- Postmates' robotics division has become an independent company, called Serve Robotics, following the parent company's acquisition by Uber, according to a press release. Serve closed its first funding round, led by venture capital firm Neo with participation by Uber as a minority shareholder, Bloomberg reports. The company will continue to service Postmates deliveries.
- Serve will continue to design, develop and operate autonomous delivery robots that navigate sidewalks in urban markets, and will pursue new partnerships. These bots have served thousands of Los Angeles households, according to the press release, after launching in the city in early 2019. Serve also secured the first permit for robot deliveries in San Francisco in August 2019.

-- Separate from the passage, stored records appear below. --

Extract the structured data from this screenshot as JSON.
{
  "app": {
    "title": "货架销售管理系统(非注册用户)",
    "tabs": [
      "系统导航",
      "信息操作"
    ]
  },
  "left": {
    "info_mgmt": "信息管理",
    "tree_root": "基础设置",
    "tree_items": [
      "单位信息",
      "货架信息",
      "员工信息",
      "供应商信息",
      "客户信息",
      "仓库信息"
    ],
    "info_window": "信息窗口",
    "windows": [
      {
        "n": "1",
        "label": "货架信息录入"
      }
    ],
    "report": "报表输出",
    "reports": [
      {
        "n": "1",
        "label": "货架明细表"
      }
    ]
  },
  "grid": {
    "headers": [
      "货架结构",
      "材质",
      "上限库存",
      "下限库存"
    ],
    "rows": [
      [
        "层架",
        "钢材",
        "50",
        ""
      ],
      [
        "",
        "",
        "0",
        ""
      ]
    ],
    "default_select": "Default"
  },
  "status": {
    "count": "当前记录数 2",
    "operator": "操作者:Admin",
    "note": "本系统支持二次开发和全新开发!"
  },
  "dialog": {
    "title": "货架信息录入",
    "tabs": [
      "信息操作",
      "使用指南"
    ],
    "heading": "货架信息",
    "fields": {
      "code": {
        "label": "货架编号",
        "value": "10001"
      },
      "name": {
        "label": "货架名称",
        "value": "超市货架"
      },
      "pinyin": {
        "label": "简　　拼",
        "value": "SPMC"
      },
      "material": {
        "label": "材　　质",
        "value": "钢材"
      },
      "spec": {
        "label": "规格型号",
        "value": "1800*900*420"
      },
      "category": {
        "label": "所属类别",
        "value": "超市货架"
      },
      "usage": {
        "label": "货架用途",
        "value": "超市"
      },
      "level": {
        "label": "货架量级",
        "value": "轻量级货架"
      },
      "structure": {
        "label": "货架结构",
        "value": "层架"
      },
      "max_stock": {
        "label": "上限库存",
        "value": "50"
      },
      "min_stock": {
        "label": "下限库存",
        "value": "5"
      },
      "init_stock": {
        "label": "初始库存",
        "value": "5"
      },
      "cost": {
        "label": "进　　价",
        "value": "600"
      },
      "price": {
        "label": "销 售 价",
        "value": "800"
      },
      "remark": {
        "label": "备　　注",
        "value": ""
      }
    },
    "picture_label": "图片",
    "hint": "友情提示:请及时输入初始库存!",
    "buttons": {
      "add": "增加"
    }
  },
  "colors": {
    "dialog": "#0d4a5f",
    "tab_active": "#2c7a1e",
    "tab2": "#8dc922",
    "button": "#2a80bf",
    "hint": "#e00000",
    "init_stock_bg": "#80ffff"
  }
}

- The company claims these bots are even more convenient in pandemic conditions because of the contactless experience they offer. Prior to the pandemic, MarketsandMarkets estimated the delivery robot market would grow from $11.9 million in 2018 to $34 million in 2024.
The funding round likely injected a $50 million investment into Serve Robotics, Bloomberg reports. Ali Kashani, who runs Postmates' robot deliveries unit, will lead the new company. Serve will operate with 60 employees in San Francisco to start and be independent from Uber, Bloomberg reports. The company will grow its robot fleet to include thousands of bots, Kashani told the publication.
"Over the next two decades, new mobility robots will enter every aspect of our lives—first moving food, then everything else," Kashani said in the release. He told Bloomberg he believe Serve robots could service 5% of U.S. food deliveries by 2026.
Uber is likely spinning off Serve to take a step closer to profitability — a goal the company wants to reach by the close of 2021. CEO Dara Khosrowshahi has been strategically selling off expensive experimental projects to lighten its load, Bloomberg reports, but is also keeping its foot in the door with these concepts by forming commercial deals with these companies or taking stakes in them so Uber could eventually benefit if they become successful.
The autonomous bots gives Uber Eats/Postmates an added resource in the competitive delivery space as wary diners continue to seek contactless experiences amid the pandemic. According to Serve, nearly 50% of all restaurant deliveries are within a 40-minute walk, which primes delivery robots for opportunity to grow in this space and complete orders at lower costs to consumers.
Rival DoorDash also began using delivery robots in 2019 through a partnership with Starship. Both companies could use this technology to service both restaurant and grocery delivery orders as they work to expand their reach in new markets. In addition, DoorDash recently acquired Chowbotics, a company that makes automated robots that prepare salads, snacks, cereals and parfaits in businesses like universities, hospitals and grocery stores.